Less than a month after hearing oral arguments, the United States Supreme Court issued its unanimous decision in Guam v. United States, Docket No. 20-382 (May 24, 2021), the eagerly anticipated opinion on whether consent decrees and administrative orders that do not expressly resolve liability for claims under the Comprehensive Environmental Response, Compensation, and Liability Act (CERCLA) nevertheless give rise to a claim for contribution under Section 113(f)(3) of CERCLA. The issue is a crucial one and has been the subject of numerous court opinions because of the short, three-year limitations period for contribution actions. The opinion, which the Court intended to provide clarity in the area, holds that only settlements that release “CERCLA-specific liability” trigger the right to contribution. Read More »

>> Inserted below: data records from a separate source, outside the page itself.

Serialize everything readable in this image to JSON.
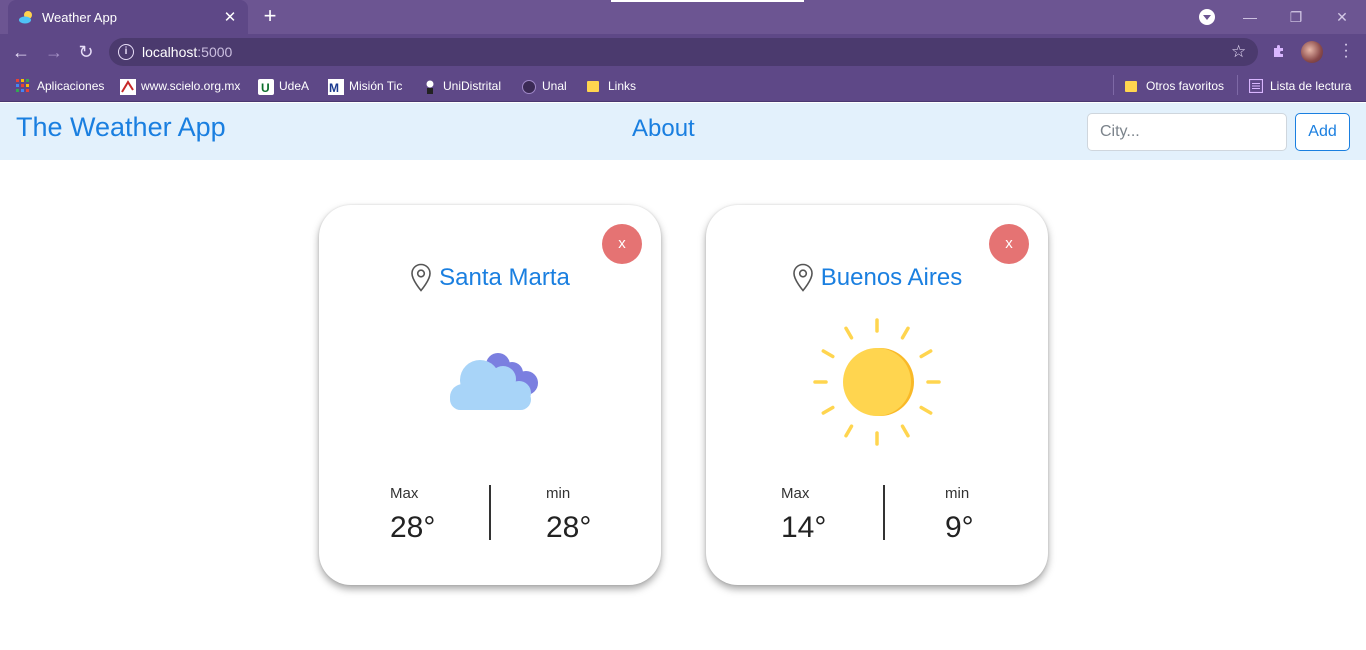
{
  "browser": {
    "tab_title": "Weather App",
    "tab_close": "✕",
    "new_tab": "+",
    "url_host": "localhost",
    "url_port": ":5000",
    "bookmarks": [
      {
        "label": "Aplicaciones",
        "icon": "apps-grid-icon"
      },
      {
        "label": "www.scielo.org.mx",
        "icon": "scielo-icon"
      },
      {
        "label": "UdeA",
        "icon": "udea-icon"
      },
      {
        "label": "Misión Tic",
        "icon": "mision-tic-icon"
      },
      {
        "label": "UniDistrital",
        "icon": "unidistrital-icon"
      },
      {
        "label": "Unal",
        "icon": "unal-icon"
      },
      {
        "label": "Links",
        "icon": "folder-icon"
      }
    ],
    "other_bookmarks": "Otros favoritos",
    "reading_list": "Lista de lectura"
  },
  "app": {
    "brand": "The Weather App",
    "about": "About",
    "search_placeholder": "City...",
    "add_label": "Add"
  },
  "cards": [
    {
      "city": "Santa Marta",
      "close_label": "x",
      "icon": "cloudy-icon",
      "max_label": "Max",
      "max_value": "28°",
      "min_label": "min",
      "min_value": "28°"
    },
    {
      "city": "Buenos Aires",
      "close_label": "x",
      "icon": "sunny-icon",
      "max_label": "Max",
      "max_value": "14°",
      "min_label": "min",
      "min_value": "9°"
    }
  ],
  "colors": {
    "brand_blue": "#1a7fe0",
    "navbar_bg": "#e3f1fc",
    "close_red": "#e57373",
    "browser_purple": "#5e4887"
  }
}
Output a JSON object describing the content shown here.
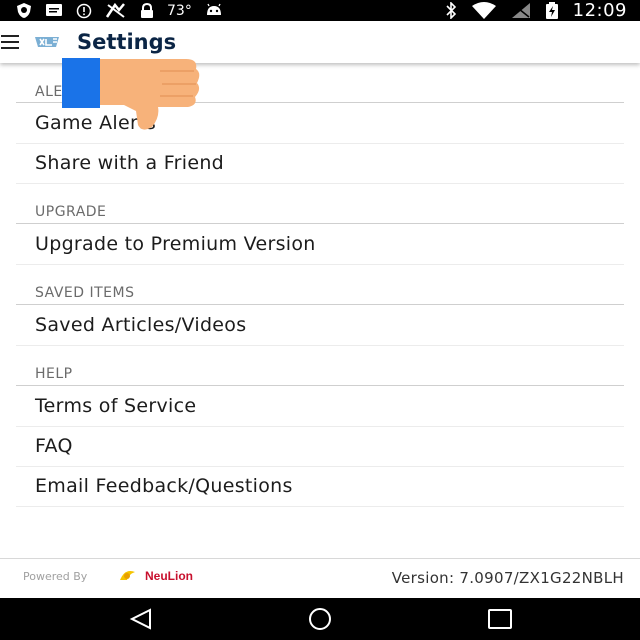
{
  "status_bar": {
    "temperature": "73°",
    "time": "12:09",
    "icons": [
      "shield-icon",
      "message-icon",
      "info-circle-icon",
      "no-signal-icon",
      "lock-icon",
      "android-icon",
      "bluetooth-icon",
      "wifi-icon",
      "no-sim-icon",
      "battery-icon"
    ]
  },
  "app_bar": {
    "menu_icon": "menu-icon",
    "logo_icon": "unc-logo-icon",
    "title": "Settings"
  },
  "sections": [
    {
      "header": "ALERTS",
      "items": [
        "Game Alerts",
        "Share with a Friend"
      ]
    },
    {
      "header": "UPGRADE",
      "items": [
        "Upgrade to Premium Version"
      ]
    },
    {
      "header": "SAVED ITEMS",
      "items": [
        "Saved Articles/Videos"
      ]
    },
    {
      "header": "HELP",
      "items": [
        "Terms of Service",
        "FAQ",
        "Email Feedback/Questions"
      ]
    }
  ],
  "overlay": {
    "icon": "thumbs-down-icon"
  },
  "footer": {
    "powered_by": "Powered By",
    "brand": "NeuLion",
    "version": "Version: 7.0907/ZX1G22NBLH"
  },
  "nav_bar": {
    "back_icon": "back-triangle-icon",
    "home_icon": "home-circle-icon",
    "recents_icon": "recents-square-icon"
  },
  "colors": {
    "title": "#0b2545",
    "section_header": "#6b6b6b",
    "thumb_blue": "#1a73e8",
    "thumb_skin": "#f7b27a"
  }
}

On March 1, 2021, the U.S. District Court for the Southern District of Ohio issued a ruling denying in part the summary judgment motion of Defendants Ingersoll-Rand and Trane U.S., against whom Plaintiff FIP Realty Co. brought various claims related to the historic release of VOCs on a site now owned by Plaintiff. See Fip Realty Co. v. Ingersoll-Rand Plc, No. 2:19-cv-03291. After acquiring the site out of receivership in 2010, Plaintiff retained several environmental consulting firms and undertook voluntary remediation efforts pursuant to the Ohio Voluntary Action Program (VAP). Six years later Plaintiff submitted a No Further Action (NFA) letter to the Ohio EPA, which in turn issued a Final Order and Covenant releasing Plaintiff from liability at the site as a result of its successful remediation. In 2019 Plaintiff filed the instant lawsuit seeking to recover remediation costs under CERCLA Sections 107(a) and 113(f)(3)(B), and to obtain a declaratory judgment under Section 113(g)(2) that Defendants are liable for all future costs. Defendants moved for summary judgment on various issues, two of which are the subject of disagreement among the federal appellate courts. Read More »